ST. LOUIS -- He was rummaging through a new box of hats, taking them out one by one and stretching them out on his right foot until you could hear a tearing sound. Roger Clemens sat at his locker stretching hats, having changed into his No. 22 Astros jersey, but still wearing gray dress pants.
He had a photo shoot scheduled for a national publication, and a Houston radio show wanted him to do a call-in. But Clemens, the scheduled starter for Game 3 of the National League Championship Series in Houston Saturday, was just engaging in a little Boston talk on the eve of Game 1. He never has forgotten where he came from.
''Here I am still pitching," Clemens said. ''Debbie and I were looking forward to the day where we could just go up to my old neighborhood [Framingham] and just hang out with some of our friends up there. Maybe go to a few games at Fenway. Same in New York. Just grab five or six of your close friends up there and go out to eat and see a ballgame.
''But here I am, still pitching. This is still exciting for me. We have a good team and this guy over here" -- he points to Andy Pettitte's locker -- ''has had an unbelievable year. It's been so much fun just being a part of this and hanging with Andy. We both came home to pitch and we got pretty far last year when Andy was injured, and hopefully we can make this a great series."
Not that the six-time Cy Young Award winner needs any more accolades, but in the longest postseason game in baseball history -- Sunday's 18-inning win that eliminated the Atlanta Braves in the Division Series -- Clemens was the winning pitcher, hurling three scoreless innings in relief before rookie Chris Burke ended it with a solo home run.
''It was one of the greatest games I've ever been involved in," Clemens said. ''Two teams going at each other like that inning for inning. You thought back to '86 and Game 6 and 2001 with the Yankees. But this was like a heavyweight fight."
How long could he have gone?
''I would just have kept pitching," Clemens said. ''What else are you going to do? You're in that situation. Nobody's left to bring in, so it's me. I would have kept going and given it everything I had. This is playoff time. You can't say you are tired. You're not going to hold anything back."
Pettite, who starts tonight against another old chum of Clemens, Cardinals ace Chris Carpenter, had been sent home by manager Phil Garner Sunday to rest up in case he needed to go in Game 5 in Atlanta. Pettitte said he phoned the Astros clubhouse a few times after the ninth inning and eventually was asked to come to the park just in case.
Clemens can't recall a game that stirred so much emotion from fans around the country.
''I know back home my family's been talking about it for a couple of days now," he said. ''We've been getting calls from people from all over just wanting to talk about that game. It was pretty special. Happy to be a part of it and happy we came up on the winning end."
Clemens said he doesn't feel that tired, and he'll have five days of rest for his start.
The Rocket has been around long enough that he is idolized by other pitchers.
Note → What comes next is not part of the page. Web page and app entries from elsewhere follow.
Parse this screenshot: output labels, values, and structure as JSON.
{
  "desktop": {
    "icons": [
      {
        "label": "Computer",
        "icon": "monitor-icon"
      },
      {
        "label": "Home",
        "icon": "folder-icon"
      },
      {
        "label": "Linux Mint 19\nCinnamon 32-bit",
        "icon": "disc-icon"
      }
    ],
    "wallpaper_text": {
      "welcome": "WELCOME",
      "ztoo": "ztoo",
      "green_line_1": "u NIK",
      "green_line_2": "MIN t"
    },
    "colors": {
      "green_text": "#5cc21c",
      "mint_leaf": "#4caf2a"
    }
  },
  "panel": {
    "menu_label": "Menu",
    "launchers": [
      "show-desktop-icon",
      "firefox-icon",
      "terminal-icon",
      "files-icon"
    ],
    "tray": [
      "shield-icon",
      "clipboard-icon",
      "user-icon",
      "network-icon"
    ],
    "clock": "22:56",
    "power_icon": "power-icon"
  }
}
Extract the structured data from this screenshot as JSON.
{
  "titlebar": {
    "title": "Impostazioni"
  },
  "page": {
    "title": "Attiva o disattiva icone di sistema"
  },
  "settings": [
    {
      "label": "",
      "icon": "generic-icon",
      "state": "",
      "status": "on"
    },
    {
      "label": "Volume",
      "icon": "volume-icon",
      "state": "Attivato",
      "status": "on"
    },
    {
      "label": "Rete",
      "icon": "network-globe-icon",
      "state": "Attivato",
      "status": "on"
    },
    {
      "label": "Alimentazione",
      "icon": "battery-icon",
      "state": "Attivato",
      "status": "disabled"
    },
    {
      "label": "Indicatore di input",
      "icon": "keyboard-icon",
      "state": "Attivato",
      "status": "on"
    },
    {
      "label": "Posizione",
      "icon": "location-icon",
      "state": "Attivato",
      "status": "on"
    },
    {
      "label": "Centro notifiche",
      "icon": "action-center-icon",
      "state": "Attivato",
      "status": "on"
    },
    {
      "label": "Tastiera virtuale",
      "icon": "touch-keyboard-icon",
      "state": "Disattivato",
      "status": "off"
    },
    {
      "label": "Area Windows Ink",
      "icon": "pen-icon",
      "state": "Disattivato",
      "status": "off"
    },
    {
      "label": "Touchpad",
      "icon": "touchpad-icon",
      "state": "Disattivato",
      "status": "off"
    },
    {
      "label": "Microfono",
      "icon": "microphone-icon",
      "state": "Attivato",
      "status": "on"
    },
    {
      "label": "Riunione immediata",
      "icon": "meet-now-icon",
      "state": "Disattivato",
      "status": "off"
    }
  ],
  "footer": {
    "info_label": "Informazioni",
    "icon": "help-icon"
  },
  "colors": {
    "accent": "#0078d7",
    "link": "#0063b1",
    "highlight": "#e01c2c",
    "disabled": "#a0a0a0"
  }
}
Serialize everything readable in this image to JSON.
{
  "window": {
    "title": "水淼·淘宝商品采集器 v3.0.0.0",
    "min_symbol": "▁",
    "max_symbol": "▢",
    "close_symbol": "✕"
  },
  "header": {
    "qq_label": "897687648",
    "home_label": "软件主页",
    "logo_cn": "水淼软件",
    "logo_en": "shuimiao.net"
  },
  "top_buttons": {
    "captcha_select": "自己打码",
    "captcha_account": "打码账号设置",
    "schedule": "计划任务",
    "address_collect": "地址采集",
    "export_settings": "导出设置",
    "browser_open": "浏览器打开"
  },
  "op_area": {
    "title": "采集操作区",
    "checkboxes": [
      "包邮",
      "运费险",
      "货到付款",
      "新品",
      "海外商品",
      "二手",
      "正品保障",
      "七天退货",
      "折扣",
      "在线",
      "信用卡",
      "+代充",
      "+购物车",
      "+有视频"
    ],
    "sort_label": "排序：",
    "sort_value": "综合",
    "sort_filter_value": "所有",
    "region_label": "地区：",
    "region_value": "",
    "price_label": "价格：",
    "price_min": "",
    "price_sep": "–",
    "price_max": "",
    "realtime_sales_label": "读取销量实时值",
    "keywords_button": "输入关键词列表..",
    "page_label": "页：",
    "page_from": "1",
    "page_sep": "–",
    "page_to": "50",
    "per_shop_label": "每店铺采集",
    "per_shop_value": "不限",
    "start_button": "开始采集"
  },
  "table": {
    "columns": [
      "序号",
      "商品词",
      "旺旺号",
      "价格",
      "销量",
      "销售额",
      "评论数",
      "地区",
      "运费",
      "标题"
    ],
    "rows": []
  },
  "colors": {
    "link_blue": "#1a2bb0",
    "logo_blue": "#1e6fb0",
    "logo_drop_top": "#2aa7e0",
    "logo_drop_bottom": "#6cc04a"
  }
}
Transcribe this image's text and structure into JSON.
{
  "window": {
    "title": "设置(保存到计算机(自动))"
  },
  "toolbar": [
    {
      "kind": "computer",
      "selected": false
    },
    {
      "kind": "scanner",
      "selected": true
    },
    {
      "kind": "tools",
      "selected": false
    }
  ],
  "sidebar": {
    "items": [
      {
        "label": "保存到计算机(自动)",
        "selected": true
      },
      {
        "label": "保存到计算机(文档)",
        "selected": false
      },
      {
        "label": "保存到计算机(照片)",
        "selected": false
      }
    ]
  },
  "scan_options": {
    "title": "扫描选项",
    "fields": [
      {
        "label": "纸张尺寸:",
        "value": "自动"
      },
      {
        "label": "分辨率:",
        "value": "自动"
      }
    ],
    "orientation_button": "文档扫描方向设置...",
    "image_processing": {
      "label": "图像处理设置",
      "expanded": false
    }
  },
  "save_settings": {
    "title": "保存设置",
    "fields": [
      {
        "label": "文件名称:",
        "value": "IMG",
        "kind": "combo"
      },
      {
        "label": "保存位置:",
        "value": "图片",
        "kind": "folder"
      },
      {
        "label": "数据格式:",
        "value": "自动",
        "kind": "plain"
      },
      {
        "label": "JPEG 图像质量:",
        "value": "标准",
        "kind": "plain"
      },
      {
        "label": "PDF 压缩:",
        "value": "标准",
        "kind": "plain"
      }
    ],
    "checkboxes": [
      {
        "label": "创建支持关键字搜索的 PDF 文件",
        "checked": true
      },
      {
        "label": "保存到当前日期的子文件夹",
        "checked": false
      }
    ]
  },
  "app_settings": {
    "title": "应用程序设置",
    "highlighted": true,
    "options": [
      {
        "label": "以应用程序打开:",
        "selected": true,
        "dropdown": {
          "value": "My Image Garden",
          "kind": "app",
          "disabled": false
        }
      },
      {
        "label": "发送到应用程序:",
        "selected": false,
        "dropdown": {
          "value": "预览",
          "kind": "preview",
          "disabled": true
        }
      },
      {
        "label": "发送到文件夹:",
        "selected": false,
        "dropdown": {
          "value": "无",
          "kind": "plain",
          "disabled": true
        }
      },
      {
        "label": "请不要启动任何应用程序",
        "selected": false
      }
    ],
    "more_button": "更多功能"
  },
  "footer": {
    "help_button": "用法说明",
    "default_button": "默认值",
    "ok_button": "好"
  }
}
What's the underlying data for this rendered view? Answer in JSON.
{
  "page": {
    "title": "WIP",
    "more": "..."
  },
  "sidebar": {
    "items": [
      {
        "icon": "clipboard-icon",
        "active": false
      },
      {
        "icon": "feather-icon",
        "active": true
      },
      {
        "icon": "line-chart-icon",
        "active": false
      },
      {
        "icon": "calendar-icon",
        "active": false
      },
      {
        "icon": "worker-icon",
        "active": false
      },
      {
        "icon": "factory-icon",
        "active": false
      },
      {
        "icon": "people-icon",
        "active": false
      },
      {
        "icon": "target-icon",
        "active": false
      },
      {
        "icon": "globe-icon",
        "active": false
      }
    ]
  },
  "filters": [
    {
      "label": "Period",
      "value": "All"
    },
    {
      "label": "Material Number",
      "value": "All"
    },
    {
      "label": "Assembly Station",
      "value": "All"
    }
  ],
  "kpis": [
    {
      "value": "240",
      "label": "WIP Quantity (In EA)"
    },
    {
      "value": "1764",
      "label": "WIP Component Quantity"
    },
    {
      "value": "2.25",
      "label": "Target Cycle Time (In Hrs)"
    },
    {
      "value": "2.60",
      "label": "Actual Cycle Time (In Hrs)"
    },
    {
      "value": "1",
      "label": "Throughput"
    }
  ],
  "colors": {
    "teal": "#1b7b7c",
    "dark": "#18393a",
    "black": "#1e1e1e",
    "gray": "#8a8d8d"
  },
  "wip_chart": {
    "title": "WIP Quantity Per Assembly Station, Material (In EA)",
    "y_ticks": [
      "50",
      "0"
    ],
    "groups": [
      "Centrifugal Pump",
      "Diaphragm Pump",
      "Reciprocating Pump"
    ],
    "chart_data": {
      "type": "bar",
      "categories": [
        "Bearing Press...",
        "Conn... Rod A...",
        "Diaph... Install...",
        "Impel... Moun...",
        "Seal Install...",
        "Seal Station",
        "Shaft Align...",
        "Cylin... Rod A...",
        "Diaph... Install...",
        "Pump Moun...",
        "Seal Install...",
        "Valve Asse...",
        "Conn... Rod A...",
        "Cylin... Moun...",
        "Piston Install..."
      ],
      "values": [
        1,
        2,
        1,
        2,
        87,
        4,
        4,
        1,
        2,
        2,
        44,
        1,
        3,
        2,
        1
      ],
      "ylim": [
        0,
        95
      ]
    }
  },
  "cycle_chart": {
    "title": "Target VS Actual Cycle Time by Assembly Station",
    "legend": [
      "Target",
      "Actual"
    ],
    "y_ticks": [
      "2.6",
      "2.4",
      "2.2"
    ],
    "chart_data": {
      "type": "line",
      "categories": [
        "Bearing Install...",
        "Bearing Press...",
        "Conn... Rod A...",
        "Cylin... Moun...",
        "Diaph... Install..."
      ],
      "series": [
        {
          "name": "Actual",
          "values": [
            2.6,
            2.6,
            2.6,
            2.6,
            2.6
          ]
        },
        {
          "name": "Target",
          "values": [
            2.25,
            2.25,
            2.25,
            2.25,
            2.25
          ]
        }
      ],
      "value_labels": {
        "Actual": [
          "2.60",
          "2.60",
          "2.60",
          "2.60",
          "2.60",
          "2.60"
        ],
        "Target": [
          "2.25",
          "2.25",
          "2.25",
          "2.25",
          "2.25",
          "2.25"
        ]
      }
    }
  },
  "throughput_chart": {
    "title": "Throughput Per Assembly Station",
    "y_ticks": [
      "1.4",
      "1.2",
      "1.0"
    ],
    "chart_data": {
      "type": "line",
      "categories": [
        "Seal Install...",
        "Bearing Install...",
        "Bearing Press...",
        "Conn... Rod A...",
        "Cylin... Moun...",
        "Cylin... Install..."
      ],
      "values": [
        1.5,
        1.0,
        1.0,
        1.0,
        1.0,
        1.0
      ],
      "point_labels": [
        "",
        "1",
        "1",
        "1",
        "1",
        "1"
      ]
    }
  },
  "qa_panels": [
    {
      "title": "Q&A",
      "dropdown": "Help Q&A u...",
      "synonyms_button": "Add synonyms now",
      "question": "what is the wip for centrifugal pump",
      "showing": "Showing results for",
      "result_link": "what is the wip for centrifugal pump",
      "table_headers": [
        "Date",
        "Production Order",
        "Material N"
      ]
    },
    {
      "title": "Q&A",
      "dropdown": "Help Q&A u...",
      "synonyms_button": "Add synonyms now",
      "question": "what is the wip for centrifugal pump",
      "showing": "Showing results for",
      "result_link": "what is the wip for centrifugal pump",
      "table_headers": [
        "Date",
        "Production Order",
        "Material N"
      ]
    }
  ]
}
Carpenter, for instance, grew up watching Clemens as a kid in Raymond, N.H., then got to pitch with him in Toronto. Carpenter was one of the best pitchers in the National League this year, going 21-5 with a 2.83 ERA.
''All Carp needed was to stay healthy," Clemens said. ''He always had great ability. I'm happy to see he put it all together and had a great year. I know he went through a lot last year, just like Andy did. It's going to be fun watching these two guys go at each other."
Clemens said he was hoping to hook up with former Red Sox Scott Cooper and Al Nipper, who live in the St. Louis suburbs. Nipper is Boston's minor league pitching coordinator and was a running mate of Clemens in his years in Boston.
Clemens also has stayed in touch with Bruce Hurst and was intrigued to learn that Dennis ''Oil Can" Boyd pitched for the Brockton Rox this summer at age 45.
''That's great," Clemens said. ''Oil Can is doing what he loves. It's great to hear he's still pitching."
He also was happy for Wade Boggs, who was inducted into the Hall of Fame this year, and called it nonsense that he and Boggs didn't get along.
''Wade and I were teammates for a long while," said Clemens. ''I respected what he did in a baseball uniform. I was probably closer to other players on the team, but he deserved the honor. He was a great player."
No conversation with Clemens can end without the subject of retirement being brought up.
''Haven't even thought about it, and I won't think about it," Clemens said. ''There's a long way to go here. That's what I'm thinking about. This and following the boys. Two of them are playing football right now and Koby [an Astros catching prospect] has started his offseason workout program.
''There's a lot going on. That won't be crossing my mind for a while."